Archive for Ian Rankin

Book review – Saints of the Shadow Bible

Last November I picked up the 18th novel in Ian Rankin’s Rebus series (and reviewed it in these pages). At that time, it’d been a decade since I’d read a Rebus novel, not being aware that Rankin had brought him out of retirement (albeit in a civilian role). My overall impression of Rebus #18 was positive, albeit accompanied with the sense that something was missing, and hoping that that missing thing would return in Rebus #19.

Rebus #19 – Saints of the Shadow Bible – (2013) sees Rebus back on the force, in the rankling (no pun intended!) position of Detective Sergeant; a demotion. The title sounds more like a Dan Brown novel and refers to the crew (the ‘Saints’) that Rebus first ran around with on joining the force, each of whom swore an oath on what was known as the ‘Shadow Bible’. The Saints played hard – more ‘Life on Mars’ than ‘Line of Duty’ – and not always by the book. Following changes to Scotland’s double jeopardy law, the Solicitor General wants to reopen a case which could cause problems for the Saints, who’ve gone their separate ways. Leading the investigation is Malcolm Fox in his last case for ‘Complaints’ – the force’s internal affairs division. Fox and Rebus aren’t the best of friends and Siobhan “Shiv” Clarke, now a DI, and Rebus’s boss, is referee. As ever, there’s another case on the boil which becomes entwined with the Saints.
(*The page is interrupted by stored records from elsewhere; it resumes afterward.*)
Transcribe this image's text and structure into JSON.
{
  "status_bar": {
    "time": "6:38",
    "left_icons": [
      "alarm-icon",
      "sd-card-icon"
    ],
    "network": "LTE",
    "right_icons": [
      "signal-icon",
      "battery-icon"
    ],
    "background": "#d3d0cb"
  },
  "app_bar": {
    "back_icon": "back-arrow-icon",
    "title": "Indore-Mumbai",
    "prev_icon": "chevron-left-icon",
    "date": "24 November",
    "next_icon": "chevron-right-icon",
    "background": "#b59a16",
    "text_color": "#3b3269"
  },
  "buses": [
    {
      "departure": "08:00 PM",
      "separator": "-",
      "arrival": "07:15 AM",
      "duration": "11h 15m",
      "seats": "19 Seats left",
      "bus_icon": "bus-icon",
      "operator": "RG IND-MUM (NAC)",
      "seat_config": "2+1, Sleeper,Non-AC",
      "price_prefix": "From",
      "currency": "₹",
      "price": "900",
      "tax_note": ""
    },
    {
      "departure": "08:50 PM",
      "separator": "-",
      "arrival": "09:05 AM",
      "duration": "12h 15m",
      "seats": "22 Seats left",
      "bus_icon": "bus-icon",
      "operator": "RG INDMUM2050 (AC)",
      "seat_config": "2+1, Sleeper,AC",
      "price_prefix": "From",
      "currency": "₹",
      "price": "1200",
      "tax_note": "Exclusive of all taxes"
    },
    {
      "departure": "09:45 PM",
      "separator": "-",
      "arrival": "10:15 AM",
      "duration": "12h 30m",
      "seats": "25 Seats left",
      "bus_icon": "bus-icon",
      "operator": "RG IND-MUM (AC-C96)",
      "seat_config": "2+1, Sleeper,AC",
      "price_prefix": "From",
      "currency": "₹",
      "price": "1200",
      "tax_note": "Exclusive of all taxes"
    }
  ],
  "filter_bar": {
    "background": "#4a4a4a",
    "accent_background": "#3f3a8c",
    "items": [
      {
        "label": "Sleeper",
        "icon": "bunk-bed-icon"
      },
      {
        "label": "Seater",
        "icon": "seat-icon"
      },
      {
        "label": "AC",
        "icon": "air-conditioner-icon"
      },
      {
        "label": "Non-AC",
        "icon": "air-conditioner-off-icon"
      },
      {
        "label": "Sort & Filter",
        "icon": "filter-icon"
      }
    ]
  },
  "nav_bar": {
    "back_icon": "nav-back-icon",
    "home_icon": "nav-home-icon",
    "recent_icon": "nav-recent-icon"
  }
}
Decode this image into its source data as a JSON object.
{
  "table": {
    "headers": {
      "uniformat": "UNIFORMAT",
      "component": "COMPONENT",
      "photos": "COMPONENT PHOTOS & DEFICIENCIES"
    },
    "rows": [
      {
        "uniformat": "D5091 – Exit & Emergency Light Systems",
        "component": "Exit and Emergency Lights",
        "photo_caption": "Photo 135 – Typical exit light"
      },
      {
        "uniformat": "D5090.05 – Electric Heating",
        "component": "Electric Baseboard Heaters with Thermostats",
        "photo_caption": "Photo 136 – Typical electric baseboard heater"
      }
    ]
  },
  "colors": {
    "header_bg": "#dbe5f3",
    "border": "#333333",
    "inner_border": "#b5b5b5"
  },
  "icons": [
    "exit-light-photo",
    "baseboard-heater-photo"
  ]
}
So, does the missing ingredient return and what was it? It’s hard to be precise but it’s fair to say that Saints feels like a Rebus book of old. With Rebus back on the force and the sparring that entails, I think we find our missing ingredient. There seems to be more of Shiv in comparison with #18 – if memory serves – and watching the relationship with Fox unfold is a delight. You can take for granted that it’s well written, with excellent characterisation, and Rankin does his usual excellent job of weaving together a number of seemingly disparate and believable stories.

It’s highly recommended but you really should start at the beginning with Knots and Crosses. You’ll thank me.

Book review – Standing in Another Man’s Grave

Ian Rankin’s Rebus is one of my favourite literary creations.  In fact, I don’t think I’ve read as many books by any other author.  Standing in Another Man’s Grave (2012) (363 pages), the 18th novel in the Inspector Rebus series, takes the total to an unsurprising 18.  It’s been about ten years since I read Exit Music (2007), which at the time was supposedly Rankin’s final Rebus novel, what with Rebus’s imminent retirement.  I only recently became aware that Rebus had returned to the book shelves and, moreover, that Rankin published the 21st Rebus novel in 2016.  So it was with a combination of curiosity and a little reticence that I picked up where I left off…

We find Rebus retired from the policy force but employed as a civilian in Edinburgh’s cold case unit.  By chance Rebus answers the door of the cold case unit to the mother of a girl who had gone missing years ago.  Another girl has recently gone missing and the mother suspects that the two are linked.  Rebus is convinced that there’s something to the hypothesis and drags the cold case into the middle of the more recent investigation and the limelight, and in true Rebus style, stepping on a few toes in the process.

I hadn’t expected Rebus to have changed: he’s still the proverbial dog with a bone; never shy at telling senior officers the truth as he sees it; and willing to bend a few rules here and there.  So far, so Rebus.  We’re also in familiar company with the likes of “Big Ger'” Cafferty and DI Siobhan Clarke.  ‘Standing’ also introduces us to a few new characters, including James Page (Siobhan’s DCI and love interest), Malcolm Fox (a detective in Internal Affairs who’s gunning for Rebus), and villains in the shape of Frank Hammell (an old associate of Cafferty’s) and Darryl Christie (who’s not yet out of his teens and I suspect a future thorn in Rebus’s side).  A handful of officers add to the mix but they don’t quite have the relationship that Rebus would have had with others, for example, the pathologist Dr. Curt.  Other trusted objects of Rebus’s, and our, affections remain, such as the musical references, Rebus’s Saab, and The Oxford (Rebus’s local).

It’s all there but perhaps not quite.  The plot feels like a typical Rebus one but there’s something missing.  Perhaps it’s the lack of banter Rebus has with other officers, despite Malcolm Fox being a welcome addition.  Or perhaps it’s the lack of an intimate relationship which we’d usually find in a Rebus novel. Regardless, the book is as well written as I’d expect and reading it felt like putting on an old pair of shoes.  For its shortcomings. it’s still a Rebus book which means that it’s better than most things out there.

Rebus 19 here we come!